▶ [What you are asked to do] For the data below, tally how many lines contain "true" and answer only with that tally.

▶ [Data for analysis]

────────

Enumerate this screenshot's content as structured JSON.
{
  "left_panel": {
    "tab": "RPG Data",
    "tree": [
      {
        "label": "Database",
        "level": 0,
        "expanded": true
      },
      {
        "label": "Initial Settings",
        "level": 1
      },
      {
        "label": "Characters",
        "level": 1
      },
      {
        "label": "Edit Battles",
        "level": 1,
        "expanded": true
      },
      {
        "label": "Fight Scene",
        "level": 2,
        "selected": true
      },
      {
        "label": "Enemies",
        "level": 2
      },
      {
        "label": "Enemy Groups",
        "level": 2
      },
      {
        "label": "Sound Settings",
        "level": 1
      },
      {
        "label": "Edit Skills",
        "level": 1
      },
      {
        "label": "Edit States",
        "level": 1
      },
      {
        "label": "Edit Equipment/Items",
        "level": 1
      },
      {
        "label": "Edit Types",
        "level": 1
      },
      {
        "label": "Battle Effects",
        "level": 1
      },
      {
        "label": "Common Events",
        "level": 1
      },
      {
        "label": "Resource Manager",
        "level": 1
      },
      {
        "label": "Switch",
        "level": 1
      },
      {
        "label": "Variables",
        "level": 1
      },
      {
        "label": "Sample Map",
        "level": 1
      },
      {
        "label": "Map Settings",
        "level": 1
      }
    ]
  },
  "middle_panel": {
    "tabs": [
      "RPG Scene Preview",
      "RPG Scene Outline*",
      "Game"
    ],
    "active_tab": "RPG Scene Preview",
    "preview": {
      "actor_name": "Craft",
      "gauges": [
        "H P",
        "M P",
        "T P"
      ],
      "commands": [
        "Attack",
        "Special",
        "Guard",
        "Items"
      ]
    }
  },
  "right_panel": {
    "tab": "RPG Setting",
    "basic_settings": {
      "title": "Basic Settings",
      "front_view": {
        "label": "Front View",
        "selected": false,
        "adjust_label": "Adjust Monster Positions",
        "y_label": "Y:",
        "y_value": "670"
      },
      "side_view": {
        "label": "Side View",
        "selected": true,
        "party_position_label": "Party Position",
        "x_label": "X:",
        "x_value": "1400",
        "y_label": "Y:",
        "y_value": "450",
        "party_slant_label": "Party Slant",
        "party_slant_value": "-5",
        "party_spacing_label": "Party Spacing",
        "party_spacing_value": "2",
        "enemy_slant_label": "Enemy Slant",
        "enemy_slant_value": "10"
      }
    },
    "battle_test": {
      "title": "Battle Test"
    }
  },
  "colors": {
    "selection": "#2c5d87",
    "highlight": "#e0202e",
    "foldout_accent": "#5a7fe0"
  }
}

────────

▶ [Written answer] 4